Rosina was baptized on Sept. 14, 1862, at the Lutheran church in Gontkowitz.

1. Carl Frederick Stacke
born August 16, 1868 in Breslawitz, Prussia (modern-day Wrocławice, Poland)
died December 13, 1930 in Marshfield, Wisconsin

Carl was born with the name Carl Friedrich Stache, which was Americanized later in his life. Like all of his siblings, he was baptized into the Lutheran faith in the town of Gontkowitz. Carl and his future father-in-law Emil Dombrowe emigrated to the United States together, arriving in New York City on Sept. 30, 1891. Carl married Emil's daughter Augusta Martha Dombrowe on Jan. 10, 1897, at First Saint John's Lutheran Church in Neillsville, Wisconsin. They lived at farmed in Pine Valley, Wisconsin, until about 1909, when they moved to rural Colby, Wisconsin, where they had a dairy farm and raised their eleven children.

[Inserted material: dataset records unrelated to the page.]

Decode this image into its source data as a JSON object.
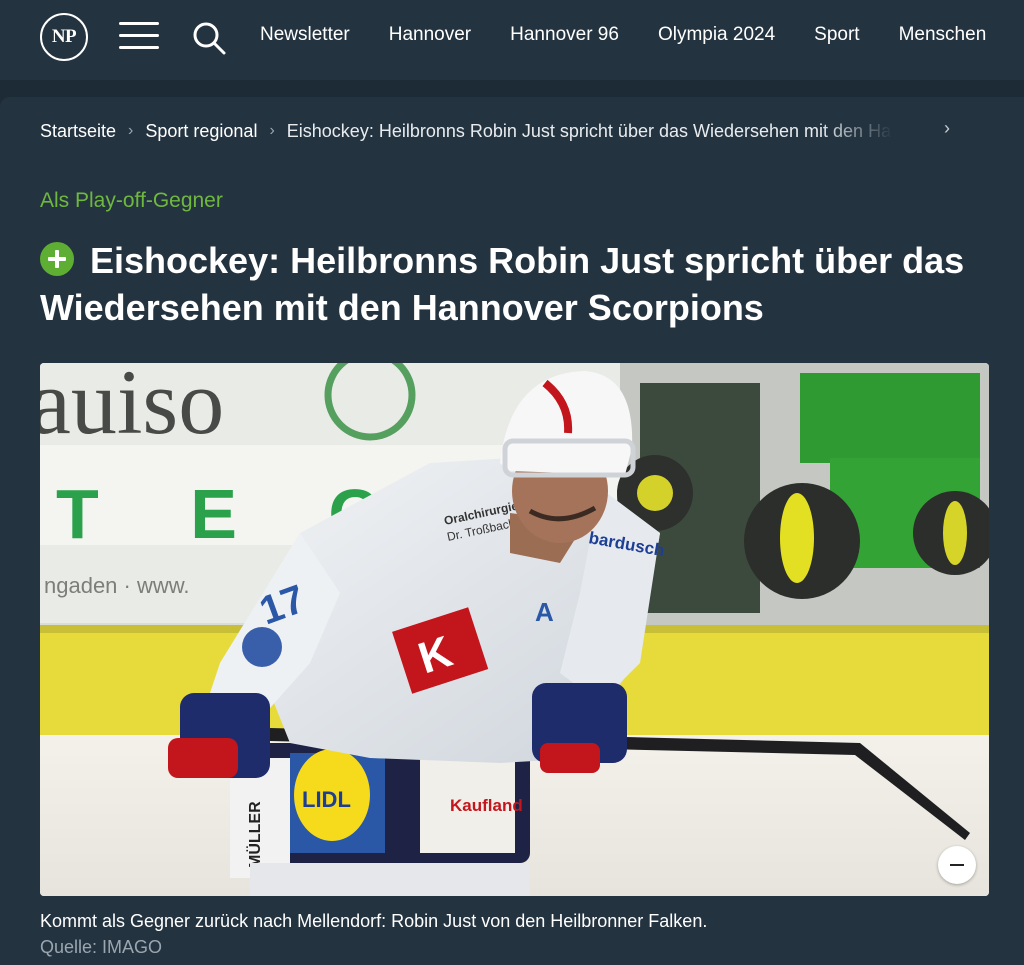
{
  "header": {
    "logo_text": "NP",
    "nav": [
      "Newsletter",
      "Hannover",
      "Hannover 96",
      "Olympia 2024",
      "Sport",
      "Menschen"
    ]
  },
  "breadcrumb": {
    "items": [
      "Startseite",
      "Sport regional"
    ],
    "current": "Eishockey: Heilbronns Robin Just spricht über das Wiedersehen mit den Hannover Scorpions"
  },
  "article": {
    "kicker": "Als Play-off-Gegner",
    "headline": "Eishockey: Heilbronns Robin Just spricht über das Wiedersehen mit den Hannover Scorpions",
    "caption": "Kommt als Gegner zurück nach Mellendorf: Robin Just von den Heilbronner Falken.",
    "source": "Quelle: IMAGO"
  },
  "image_text": {
    "jersey_number": "17",
    "jersey_letter": "A",
    "sponsor_lidl": "LIDL",
    "sponsor_kaufland": "Kaufland",
    "sponsor_mueller": "MÜLLER",
    "sponsor_bardusch": "bardusch",
    "sponsor_oralchirurgie": "Oralchirurgie",
    "sponsor_doctor": "Dr. Troßbach",
    "board_letters": "T E C H N",
    "board_partial": "ngaden · www."
  },
  "icons": {
    "plus": "plus-circle-icon",
    "menu": "hamburger-menu-icon",
    "search": "search-icon",
    "chevron": "chevron-right-icon",
    "zoom": "minus-icon"
  },
  "colors": {
    "background": "#1d2b36",
    "card": "#243340",
    "kicker": "#6fb83f",
    "plus_badge": "#5fae34"
  }
}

Carl developed stomach cancer in 1930, and died at a hospital in Marshfield. Augusta died on Apr. 30, 1976, in Neillsville. Carl and Augusta are buried in the Colby Memorial Cemetery in Colby.

2. Auguste Stache
born August 23, 1870 in Breslawitz, Prussia (modern-day Wrocławice, Poland)
died ????

Auguste was baptized on Sept. 4, 1870 at the Lutheran church in Gontkowitz.